Hopes fade on Moray’s spaceport bid as MSP’s tout Prestwick

Prestwick emerging as favourite

Lingering hopes that Moray might still be in the running to host the UK’s first spaceport are dwindling further this week with moves at the Scottish Parliament to back Prestwick Airport.

The troubled Ayrshire site was rescued from closure after being taken over by the Scottish Government in 2013 with ministers since struggling to find a way of returning it to profitability.

Both RAF Lossiemouth and Kinloss Barracks were hotly tipped as sites for UK Government plans to launch satellites from the UK – both were shortlisted but were amongst the first to be dismissed from consideration with the Ministry of Defence insisting their future importance as defences bases took priority.

The Moray Economic Partnership (MEP), who led the bid for Lossiemouth or Kinloss, had always accepted that the RAF base was an increasingly unlikely candidate given its new role as a home for the RAF’s Quick Reaction Alert (QRA) aircraft.

However, the MEP Chairman, Councillor John Cowe, recently sought a re-think for the decision over Kinloss with no signs of any increase to the existing and relatively small military footprint on the base.

It has emerged, however, that a bid to promote Prestwick as the preferred bidder for the spaceport is likely to receive cross-party support at Holyrood this week. A motion put forward by Tory MSP John Scott has received sufficient support to force a debate which will be held on Tuesday.

Mr Scott said: “I am very grateful for the cross-party support this has achieved – Prestwick is the location of choice not just for Scotland but for the whole of the UK given the attributes it has.

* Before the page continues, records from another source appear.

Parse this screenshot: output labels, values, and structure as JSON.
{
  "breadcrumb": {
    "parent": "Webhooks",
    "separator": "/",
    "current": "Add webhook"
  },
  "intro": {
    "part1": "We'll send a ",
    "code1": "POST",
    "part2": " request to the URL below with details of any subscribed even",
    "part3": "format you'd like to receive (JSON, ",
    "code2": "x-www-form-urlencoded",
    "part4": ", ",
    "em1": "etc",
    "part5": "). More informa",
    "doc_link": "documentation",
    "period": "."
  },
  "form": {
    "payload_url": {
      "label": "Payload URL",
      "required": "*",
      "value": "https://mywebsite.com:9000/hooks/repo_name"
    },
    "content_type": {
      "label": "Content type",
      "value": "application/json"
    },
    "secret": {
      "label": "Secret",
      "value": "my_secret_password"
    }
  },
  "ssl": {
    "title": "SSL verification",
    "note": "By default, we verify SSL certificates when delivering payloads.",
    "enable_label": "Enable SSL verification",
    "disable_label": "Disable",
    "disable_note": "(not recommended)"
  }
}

“It is well connected by road and rail from central Scotland and England and has one of the longest runways in Scotland as well as a tremendous cloud-free weather profile, which is why [the airport] was located there in the first place.

“This is a multi-million pound industry and I believe this would be a shot in the arm at Prestwick and would save it.”

Earlier this month Councillor Cowe insisted the fight for Kinloss to host the spaceport was not over. He had written to UK Defence Secretary Michael Fallon in March seeking clarification on the decision to exclude Kinloss but no reply had been received.

He said: “The fact that my letter has not been replied to by Michael Fallon does leave the door open – I would certainly propose that the Moray Economic Partnership continues to fight the cause for Moray for a spaceport.”

Still in the running for the spaceport project are Campbeltown and Stornoway in Scotland, Newquay in Cornwall and Llanbedr in Wales.

A Scottish Government spokesman has insisted that despite the move on Tuesday their main focus remained trying to ensure the spaceport was based in Scotland, adding: “While Glasgow Prestwick Airport would appear to be in a strong position, we stand ready to support and offer advice to any Scottish bid and not just Prestwick.”